The “premium residency products” are in line with the kingdom’s goals to drive economic transformation, create employment opportunities and increase knowledge transfer, Majid bin Alkassabi, chairman of Saudi Arabia’s board of the Premium Residency Centre, said on Wednesday.

The new visa categories of special talent, gifted, investor, entrepreneur, and real estate owner residency will offer holders “unparalleled opportunities for settling in Saudi Arabia”, he said.

The special visas "offer a wide range of benefits to holders, including the ability to conduct business, own real estate, obtain work permits for holders and family members, and many more advantages".

He did not, however, give details of the length of new special visas nor the cost investors and entrepreneurs will have to pay to obtain them.

Saudi Arabia, Opec's biggest oil producer, aims to cut its reliance on the sale of hydrocarbons and diversify its economy away from oil.

Expansion of its industrial base, creating jobs, boosting knowledge exchange and increasing foreign direct investment are among the main pillars of the kingdom's Vision 2030 agenda.

Saudi Arabia opened up several sectors for public-private partnerships and has introduced several schemes, including dedicated industry free zones and tax rebates, to attract new talent and investors to the kingdom.

It also introduced regulation for foreign companies to set up regional headquarters in the kingdom to support the country's non-oil economy. The kingdom hopes to have 480 global companies establish headquarters in the kingdom by 2030 as part of efforts to improve economic output.

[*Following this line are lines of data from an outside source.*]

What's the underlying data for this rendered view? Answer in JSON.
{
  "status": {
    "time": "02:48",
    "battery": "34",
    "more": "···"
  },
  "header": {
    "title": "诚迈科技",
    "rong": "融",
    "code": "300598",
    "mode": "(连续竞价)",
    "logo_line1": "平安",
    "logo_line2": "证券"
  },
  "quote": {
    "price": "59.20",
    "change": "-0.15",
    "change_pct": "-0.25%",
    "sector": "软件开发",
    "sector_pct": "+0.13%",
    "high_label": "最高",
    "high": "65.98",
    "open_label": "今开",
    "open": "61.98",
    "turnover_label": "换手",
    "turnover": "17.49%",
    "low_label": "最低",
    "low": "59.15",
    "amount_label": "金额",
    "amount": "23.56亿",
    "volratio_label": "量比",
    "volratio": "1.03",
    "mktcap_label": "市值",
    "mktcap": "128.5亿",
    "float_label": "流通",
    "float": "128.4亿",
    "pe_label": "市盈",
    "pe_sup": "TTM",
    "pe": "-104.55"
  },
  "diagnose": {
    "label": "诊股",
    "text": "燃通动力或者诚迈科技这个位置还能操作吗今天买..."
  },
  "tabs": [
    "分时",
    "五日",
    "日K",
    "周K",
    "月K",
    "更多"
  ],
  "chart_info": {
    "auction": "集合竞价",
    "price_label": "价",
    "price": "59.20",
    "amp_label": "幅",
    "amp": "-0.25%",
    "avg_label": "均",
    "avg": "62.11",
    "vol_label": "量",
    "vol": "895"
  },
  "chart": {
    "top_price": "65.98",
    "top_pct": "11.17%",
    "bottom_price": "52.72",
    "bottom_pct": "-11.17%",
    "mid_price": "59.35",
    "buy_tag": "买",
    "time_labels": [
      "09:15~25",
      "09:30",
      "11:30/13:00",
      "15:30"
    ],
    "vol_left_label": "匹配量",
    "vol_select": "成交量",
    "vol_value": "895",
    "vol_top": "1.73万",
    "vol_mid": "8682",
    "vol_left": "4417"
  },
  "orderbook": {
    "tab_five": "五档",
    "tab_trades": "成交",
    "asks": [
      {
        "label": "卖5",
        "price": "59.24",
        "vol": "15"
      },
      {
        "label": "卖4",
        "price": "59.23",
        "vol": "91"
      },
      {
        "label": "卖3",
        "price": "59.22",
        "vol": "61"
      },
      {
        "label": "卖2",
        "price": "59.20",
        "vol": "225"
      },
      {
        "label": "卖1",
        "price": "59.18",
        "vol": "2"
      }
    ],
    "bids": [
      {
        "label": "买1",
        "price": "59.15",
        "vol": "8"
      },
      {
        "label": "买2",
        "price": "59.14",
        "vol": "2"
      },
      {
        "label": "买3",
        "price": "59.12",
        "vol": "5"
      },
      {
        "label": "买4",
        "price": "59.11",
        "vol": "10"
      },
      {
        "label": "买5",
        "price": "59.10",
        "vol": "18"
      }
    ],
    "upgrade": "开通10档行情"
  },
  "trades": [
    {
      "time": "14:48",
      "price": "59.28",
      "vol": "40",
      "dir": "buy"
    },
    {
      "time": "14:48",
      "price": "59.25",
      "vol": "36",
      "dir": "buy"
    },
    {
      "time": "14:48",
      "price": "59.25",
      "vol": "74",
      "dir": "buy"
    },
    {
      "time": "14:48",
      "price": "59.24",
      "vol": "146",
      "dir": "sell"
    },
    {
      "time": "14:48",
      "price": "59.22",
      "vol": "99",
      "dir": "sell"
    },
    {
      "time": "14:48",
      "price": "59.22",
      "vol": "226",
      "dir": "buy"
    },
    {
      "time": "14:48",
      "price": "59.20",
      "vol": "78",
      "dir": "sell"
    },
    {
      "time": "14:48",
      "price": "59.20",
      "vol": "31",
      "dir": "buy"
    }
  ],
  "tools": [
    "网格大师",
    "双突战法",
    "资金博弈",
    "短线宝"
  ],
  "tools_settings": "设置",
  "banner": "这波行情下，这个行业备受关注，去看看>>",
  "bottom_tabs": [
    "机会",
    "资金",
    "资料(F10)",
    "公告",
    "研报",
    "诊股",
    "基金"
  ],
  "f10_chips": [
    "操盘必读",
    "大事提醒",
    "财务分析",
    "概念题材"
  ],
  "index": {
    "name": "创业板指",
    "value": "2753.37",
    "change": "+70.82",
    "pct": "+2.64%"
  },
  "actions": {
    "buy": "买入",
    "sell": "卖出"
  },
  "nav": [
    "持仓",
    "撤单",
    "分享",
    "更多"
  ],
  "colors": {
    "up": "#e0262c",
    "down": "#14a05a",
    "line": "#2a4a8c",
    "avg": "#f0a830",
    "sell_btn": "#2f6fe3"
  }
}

In October 2021, 44 companies received government licences to set up headquarters in the country. The companies that had already relocated their regional headquarters by then included PepsiCo, DiDi, Unilever, Siemens, KPMG, Novartis, Baker Hughes, Halliburton, Philips, Flour, Schlumberger, SAP, PwC, Oyo, Boston Scientific and Tim Hortons.

The regional headquarters programme, an initiative by the Ministry of Investment and the Royal Commission for Riyadh City, aims to attract multinational companies by offering benefits and premium support services including a 30-year tax break.

Mr Alkassabi said the five new visa products have been developed in collaboration with the Premium Residency Centre’s strategic partners across several government entities.

The special talent residency caters to executives and professionals who specialise in health care, science and research. It aims to attract individuals with unique skills and experiences who can contribute to knowledge and technology transfers.

The residency aims to integrate skilled professionals and talented individuals into Saudi Arabia’s growing cultural and sport sectors.

The investor residency is designed for investors "looking to capitalise on Saudi’s thriving business landscape and generate high-impact returns from across the economy", Mr Alkassabi said.

The entrepreneur residency is intended for "aspiring entrepreneurs and owners of innovative projects" looking to set up their start-ups in the kingdom.

The real estate owners visa is designed for individuals looking to benefit from the country's fast-growing real estate market, according to Mr Alkassabi.

"The doors to all premium residency products are open to those who can add value to the national economy and actively participate in Saudi Arabia’s rapid development journey under Saudi Vision 2030,” he said.

Updated: January 10, 2024, 12:51 PM